PROVIDED DATA Block Start

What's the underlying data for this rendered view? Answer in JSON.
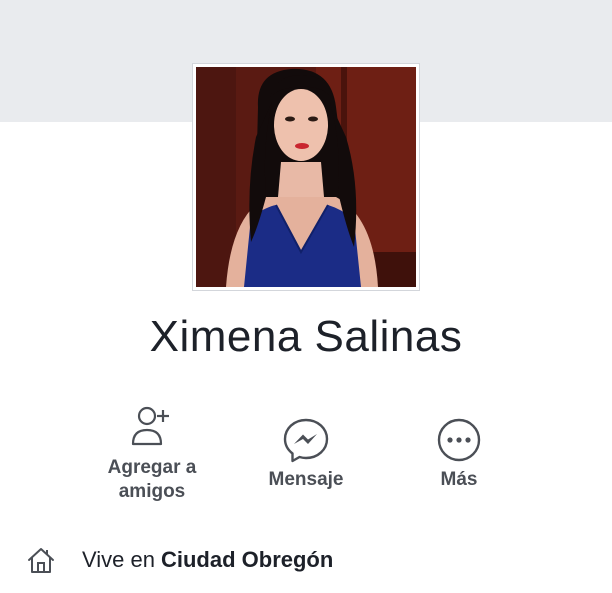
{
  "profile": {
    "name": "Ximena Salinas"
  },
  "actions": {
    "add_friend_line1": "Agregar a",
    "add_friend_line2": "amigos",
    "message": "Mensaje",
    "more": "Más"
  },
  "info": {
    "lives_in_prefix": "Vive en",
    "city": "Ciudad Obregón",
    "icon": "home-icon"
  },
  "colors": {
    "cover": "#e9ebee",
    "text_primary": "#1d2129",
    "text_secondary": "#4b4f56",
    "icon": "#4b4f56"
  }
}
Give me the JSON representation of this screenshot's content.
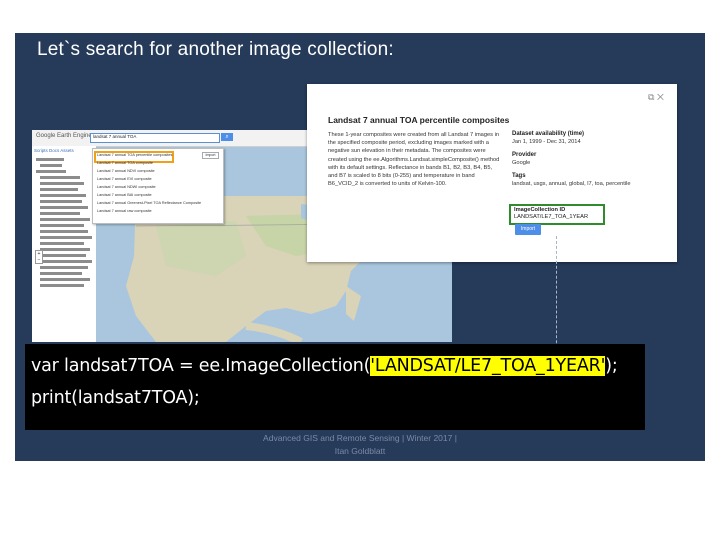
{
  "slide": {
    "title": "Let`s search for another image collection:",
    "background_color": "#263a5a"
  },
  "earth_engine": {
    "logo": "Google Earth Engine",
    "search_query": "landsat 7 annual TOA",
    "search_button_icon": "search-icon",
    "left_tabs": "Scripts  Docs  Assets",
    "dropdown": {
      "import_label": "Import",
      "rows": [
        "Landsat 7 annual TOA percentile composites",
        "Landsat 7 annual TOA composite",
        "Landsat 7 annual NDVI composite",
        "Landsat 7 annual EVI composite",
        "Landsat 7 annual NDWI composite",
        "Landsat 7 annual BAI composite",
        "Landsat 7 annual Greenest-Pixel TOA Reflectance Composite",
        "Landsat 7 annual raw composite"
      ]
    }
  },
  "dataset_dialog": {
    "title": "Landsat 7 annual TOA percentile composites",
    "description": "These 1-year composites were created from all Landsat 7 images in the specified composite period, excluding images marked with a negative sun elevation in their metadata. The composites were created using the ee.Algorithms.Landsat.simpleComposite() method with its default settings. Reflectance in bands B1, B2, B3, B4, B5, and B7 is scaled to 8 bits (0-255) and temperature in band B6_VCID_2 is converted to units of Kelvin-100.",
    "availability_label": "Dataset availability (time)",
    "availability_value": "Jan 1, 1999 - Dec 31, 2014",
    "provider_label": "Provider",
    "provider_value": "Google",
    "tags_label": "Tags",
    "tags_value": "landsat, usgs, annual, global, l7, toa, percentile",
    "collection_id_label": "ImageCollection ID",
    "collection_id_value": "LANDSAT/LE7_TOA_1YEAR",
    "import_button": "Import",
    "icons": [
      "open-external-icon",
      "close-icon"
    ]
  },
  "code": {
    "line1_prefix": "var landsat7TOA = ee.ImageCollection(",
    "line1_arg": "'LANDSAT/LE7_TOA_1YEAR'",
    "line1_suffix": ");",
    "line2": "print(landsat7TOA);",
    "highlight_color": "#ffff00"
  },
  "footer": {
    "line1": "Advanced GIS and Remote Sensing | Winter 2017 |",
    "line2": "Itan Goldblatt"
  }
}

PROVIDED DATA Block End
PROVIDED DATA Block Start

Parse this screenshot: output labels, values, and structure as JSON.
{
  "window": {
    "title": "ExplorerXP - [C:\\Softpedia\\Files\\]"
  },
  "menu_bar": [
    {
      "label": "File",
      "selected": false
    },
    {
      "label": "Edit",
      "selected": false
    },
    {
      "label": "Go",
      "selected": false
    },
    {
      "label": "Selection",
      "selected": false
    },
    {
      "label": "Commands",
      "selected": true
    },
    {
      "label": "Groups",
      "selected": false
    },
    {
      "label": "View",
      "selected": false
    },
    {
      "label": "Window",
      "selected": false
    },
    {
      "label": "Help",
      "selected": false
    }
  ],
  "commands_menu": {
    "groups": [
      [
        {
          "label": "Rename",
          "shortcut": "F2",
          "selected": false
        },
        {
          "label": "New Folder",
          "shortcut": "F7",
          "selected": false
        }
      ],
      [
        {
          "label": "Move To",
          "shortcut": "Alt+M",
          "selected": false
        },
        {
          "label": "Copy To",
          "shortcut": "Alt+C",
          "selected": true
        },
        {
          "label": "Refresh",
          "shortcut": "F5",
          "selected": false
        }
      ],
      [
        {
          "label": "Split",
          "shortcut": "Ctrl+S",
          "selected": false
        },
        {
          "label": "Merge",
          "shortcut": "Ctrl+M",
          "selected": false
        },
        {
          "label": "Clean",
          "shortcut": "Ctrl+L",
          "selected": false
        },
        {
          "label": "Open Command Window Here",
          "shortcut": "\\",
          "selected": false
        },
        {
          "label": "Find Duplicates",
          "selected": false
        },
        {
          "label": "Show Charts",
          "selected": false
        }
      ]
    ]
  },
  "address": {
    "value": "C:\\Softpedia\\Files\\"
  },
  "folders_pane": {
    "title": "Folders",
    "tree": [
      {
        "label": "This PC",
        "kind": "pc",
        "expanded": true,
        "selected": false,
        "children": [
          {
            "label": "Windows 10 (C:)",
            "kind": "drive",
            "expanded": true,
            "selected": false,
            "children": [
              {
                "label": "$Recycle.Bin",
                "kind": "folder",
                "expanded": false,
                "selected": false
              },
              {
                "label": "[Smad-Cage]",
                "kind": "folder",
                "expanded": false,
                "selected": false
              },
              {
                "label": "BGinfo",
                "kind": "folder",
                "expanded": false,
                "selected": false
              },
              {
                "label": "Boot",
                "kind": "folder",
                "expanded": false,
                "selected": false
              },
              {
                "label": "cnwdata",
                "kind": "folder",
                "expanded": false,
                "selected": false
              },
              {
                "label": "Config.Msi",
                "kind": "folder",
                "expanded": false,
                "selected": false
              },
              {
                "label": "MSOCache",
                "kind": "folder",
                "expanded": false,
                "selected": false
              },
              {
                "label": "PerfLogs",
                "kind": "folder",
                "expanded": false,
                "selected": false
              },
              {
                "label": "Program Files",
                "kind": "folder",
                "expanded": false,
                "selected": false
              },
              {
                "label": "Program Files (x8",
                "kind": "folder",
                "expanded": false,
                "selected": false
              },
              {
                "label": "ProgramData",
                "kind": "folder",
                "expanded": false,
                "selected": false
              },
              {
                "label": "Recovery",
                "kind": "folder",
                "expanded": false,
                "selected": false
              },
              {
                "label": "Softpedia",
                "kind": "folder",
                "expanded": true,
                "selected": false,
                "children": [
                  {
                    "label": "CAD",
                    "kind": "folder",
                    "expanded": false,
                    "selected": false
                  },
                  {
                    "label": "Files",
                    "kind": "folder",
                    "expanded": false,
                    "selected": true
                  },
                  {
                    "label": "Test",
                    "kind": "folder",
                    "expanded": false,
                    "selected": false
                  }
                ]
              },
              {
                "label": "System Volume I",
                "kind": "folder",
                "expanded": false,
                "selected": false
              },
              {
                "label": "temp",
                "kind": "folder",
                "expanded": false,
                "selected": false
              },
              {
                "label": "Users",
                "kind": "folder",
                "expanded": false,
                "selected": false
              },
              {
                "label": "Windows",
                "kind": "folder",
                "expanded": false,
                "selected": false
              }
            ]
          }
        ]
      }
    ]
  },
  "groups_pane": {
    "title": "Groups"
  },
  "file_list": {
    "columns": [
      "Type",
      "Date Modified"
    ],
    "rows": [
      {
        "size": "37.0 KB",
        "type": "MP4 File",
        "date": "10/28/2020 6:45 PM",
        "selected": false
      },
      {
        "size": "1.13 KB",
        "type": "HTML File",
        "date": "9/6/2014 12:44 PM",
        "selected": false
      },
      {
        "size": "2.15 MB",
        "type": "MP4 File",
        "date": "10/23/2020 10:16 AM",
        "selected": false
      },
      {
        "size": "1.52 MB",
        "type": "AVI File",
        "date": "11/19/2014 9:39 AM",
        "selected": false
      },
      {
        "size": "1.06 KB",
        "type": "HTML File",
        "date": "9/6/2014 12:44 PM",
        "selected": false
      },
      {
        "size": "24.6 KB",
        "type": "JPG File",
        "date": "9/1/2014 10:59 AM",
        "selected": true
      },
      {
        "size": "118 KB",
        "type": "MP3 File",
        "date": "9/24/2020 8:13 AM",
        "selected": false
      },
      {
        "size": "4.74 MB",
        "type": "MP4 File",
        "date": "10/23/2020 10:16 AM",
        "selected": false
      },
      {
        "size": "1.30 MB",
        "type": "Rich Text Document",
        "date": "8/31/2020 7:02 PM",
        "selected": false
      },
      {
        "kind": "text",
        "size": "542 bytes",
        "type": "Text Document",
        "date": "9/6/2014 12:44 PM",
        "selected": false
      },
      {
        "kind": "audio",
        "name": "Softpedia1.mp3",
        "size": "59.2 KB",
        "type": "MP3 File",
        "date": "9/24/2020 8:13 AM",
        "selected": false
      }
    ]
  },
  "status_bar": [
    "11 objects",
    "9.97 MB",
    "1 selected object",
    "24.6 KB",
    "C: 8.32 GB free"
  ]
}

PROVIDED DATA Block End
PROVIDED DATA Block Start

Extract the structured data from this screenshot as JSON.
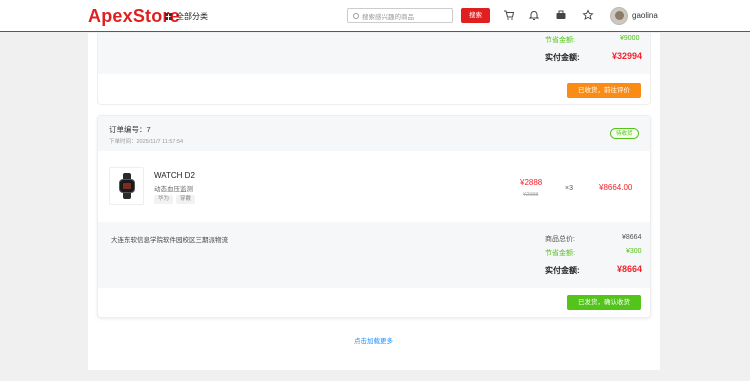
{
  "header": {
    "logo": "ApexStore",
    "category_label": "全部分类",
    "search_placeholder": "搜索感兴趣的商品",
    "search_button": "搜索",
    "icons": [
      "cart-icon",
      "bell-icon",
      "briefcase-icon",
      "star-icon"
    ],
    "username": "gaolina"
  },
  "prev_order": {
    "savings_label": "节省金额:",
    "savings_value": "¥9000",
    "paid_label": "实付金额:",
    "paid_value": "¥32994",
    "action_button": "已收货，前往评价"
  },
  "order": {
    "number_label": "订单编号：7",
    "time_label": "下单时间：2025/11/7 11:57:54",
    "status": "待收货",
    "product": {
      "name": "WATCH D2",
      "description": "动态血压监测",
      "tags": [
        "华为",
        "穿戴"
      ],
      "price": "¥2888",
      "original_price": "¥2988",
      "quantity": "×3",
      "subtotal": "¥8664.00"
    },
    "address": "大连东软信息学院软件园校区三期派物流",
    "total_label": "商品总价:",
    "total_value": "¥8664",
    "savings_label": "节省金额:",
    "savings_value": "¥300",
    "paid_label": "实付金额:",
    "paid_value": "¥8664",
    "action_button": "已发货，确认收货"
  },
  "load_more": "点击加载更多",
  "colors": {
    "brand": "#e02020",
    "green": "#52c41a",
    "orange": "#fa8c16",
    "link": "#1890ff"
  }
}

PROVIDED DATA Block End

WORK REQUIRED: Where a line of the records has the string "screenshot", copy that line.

WRITTEN ANSWER:
Give me the JSON representation of this screenshot's content.
Parse this screenshot: output labels, values, and structure as JSON.
Extract the structured data from this screenshot as JSON.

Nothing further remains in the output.